Market drivers can be tough to identify
For those keeping up with the agriculture markets week-by-week, the winter can at times be simple and at other times odd and confusing. It is easy to track the market during the winter if the fall's harvests are known and supply levels are unders...
For those keeping up with the agriculture markets week-by-week, the winter can at times be simple and at other times odd and confusing.
It is easy to track the market during the winter if the fall's harvests are known and supply levels are understood: There was a big crop, so prices are generally weak (or vice versa). What gets tricky at times is the lack of supply-side and production news can create a vacuum that allows for some small- or outside-market factor to drive prices in a more significant way than it would during the summer.
Egypt's economy has been struggling and in order to ensure bread supplies for its government assistance program, wheat imports are going to be ramping up in April. India may not extend an exemption for fumigation of lentils. These things (and many similar) have a big impact on the markets' demand, yet become difficult to follow and understand the significance of, at times.
Wheat markets have continued to trend lower. The winter wheat crop had been dry for several months, raising concerns (and therefore prices) that dryness would impact the dormant crop.
But a return of rains at the critical month of emergence from winter dormancy could very likely negate the dry winter, and this is coming to fruition.
Weather forecasts hold plenty of rain through the first week of April, and this should provide the winter crop with plenty of moisture to start spring growth.
Planted acreage for spring wheat likely will be down, however. That reduction, coupled with the drop in winter wheat area, should limit downside potential (even with large stocks from 2016-17).
The durum market has maintained its quiet tone through the entire winter. Even with some support in wheat, prices held near the lows. The large supply situation for durum kept any outside support from rallying the market. Now that spring is near, look for weather and acreage expectations for durum to allow markets to move (rather than simply continue sideways with old crop stocks pressuring).
The broader oils markets have found some modest support after hitting new lows last week. Some buying interest for soybean oil (bargain buyers stepping into the market) pushed the market off some technical support points.
Additionally, it appears that the Trump administration is going to push forward with the increases to the biodiesel mandate that were announced in the last months under Obama. This could mean a boost in demand for fats, especially if the proposed change for the tax break goes from the blender to the producer. Note, however, that markets are still very near the lows achieved last week (just not continuing to fall lower).

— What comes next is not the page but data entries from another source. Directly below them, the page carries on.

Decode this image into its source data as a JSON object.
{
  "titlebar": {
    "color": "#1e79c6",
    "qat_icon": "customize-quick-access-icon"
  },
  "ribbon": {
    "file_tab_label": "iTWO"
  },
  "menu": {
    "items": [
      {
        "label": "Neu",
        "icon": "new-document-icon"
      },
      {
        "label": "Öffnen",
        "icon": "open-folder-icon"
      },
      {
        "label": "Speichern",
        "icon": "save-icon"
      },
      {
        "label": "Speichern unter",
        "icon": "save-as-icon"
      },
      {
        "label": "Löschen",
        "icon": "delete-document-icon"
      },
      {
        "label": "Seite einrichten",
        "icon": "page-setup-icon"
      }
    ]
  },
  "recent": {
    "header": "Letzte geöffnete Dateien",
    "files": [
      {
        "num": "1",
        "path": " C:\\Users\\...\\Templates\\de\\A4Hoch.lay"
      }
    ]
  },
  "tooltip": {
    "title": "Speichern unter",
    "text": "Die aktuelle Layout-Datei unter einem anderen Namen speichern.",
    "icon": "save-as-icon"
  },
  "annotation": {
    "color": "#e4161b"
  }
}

For canola, it has been difficult to maintain any upward momentum, even with strong demand and tightening stocks. The repeated news of bigger production estimates out of Brazil and Argentina, along with expected production increases for palm oil in Indonesia and Malaysia, are keeping a bearish tone for canola. Until new crop planting and weather can drive canola news, look for it to take direction from the soybean oil futures market.

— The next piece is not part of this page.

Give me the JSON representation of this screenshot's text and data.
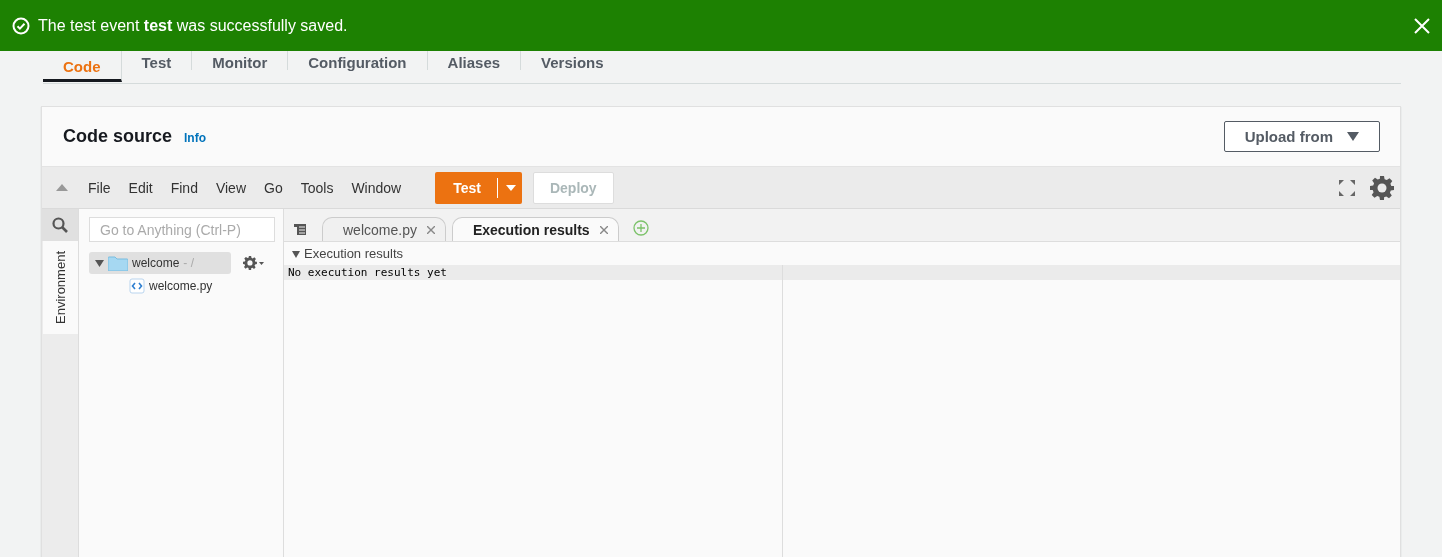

Peas & Lentils
The ongoing story for pulses is the unknown demand for exports from top-buyer India. The Indian government is moving towards self-sufficiency in pulses and has not suggested that an exemption for Canada's non-fumigated with ethyl bromide would be extended.
Additionally, a temporary waiving of import tax on lentils may not be reinstated.

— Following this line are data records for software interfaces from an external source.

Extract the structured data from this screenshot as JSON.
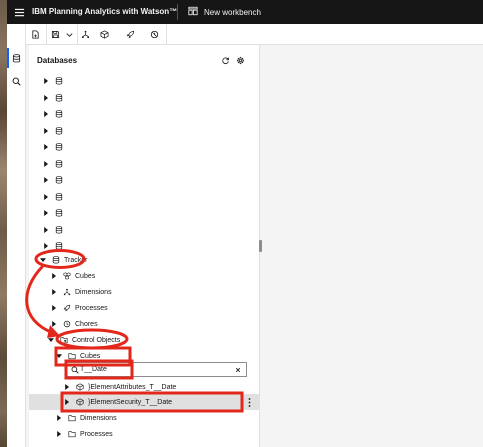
{
  "header": {
    "app_name": "IBM Planning Analytics with Watson™",
    "workbench_label": "New workbench"
  },
  "sidenav": {
    "items": [
      {
        "icon": "database-icon",
        "active": true
      },
      {
        "icon": "search-icon",
        "active": false
      }
    ]
  },
  "toolbar": {
    "items": [
      "new-file-icon",
      "save-icon",
      "chevron-down-icon",
      "hierarchy-icon",
      "cube-icon",
      "rocket-icon",
      "timer-icon"
    ]
  },
  "panel": {
    "title": "Databases",
    "header_icons": [
      "refresh-icon",
      "settings-icon"
    ]
  },
  "tree": {
    "unnamed_count": 11,
    "tracker": "Tracker",
    "cubes": "Cubes",
    "dimensions": "Dimensions",
    "processes": "Processes",
    "chores": "Chores",
    "control_objects": "Control Objects",
    "co_cubes": "Cubes",
    "filtered_item_1": "}ElementAttributes_T__Date",
    "filtered_item_2": "}ElementSecurity_T__Date",
    "co_dimensions": "Dimensions",
    "co_processes": "Processes"
  },
  "search": {
    "value": "T__Date",
    "placeholder": ""
  },
  "colors": {
    "top_bar": "#161616",
    "annotation": "#e3271b",
    "accent": "#0f62fe",
    "selected_row": "#e0e0e0"
  }
}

These things point towards lower demand in the coming months and years. Canadian exporters are only conducting sales in the short term, and are not looking for commitments further out that may bite them financially.
With spring plantings still to come, the market is keying on Agriculture Canada's recent forecast for the 2017-18 crop year. Note that these estimates are not based on surveys of farmers but purely on models and statistics completed by the analysis branch in Winnipeg. Total production is expected to reach 155,000 metric tons on 160,000 hectares. This is a big drop in area and output from a year ago, when 234,000 metric tons were produced on 212,000 hectares.
Export demand is thought to remain strong, so ending stocks should decline modestly to 70,000 metric tons from 85,000 metric tons, this year (but up still from just 5,000 metric tons in 2015-16).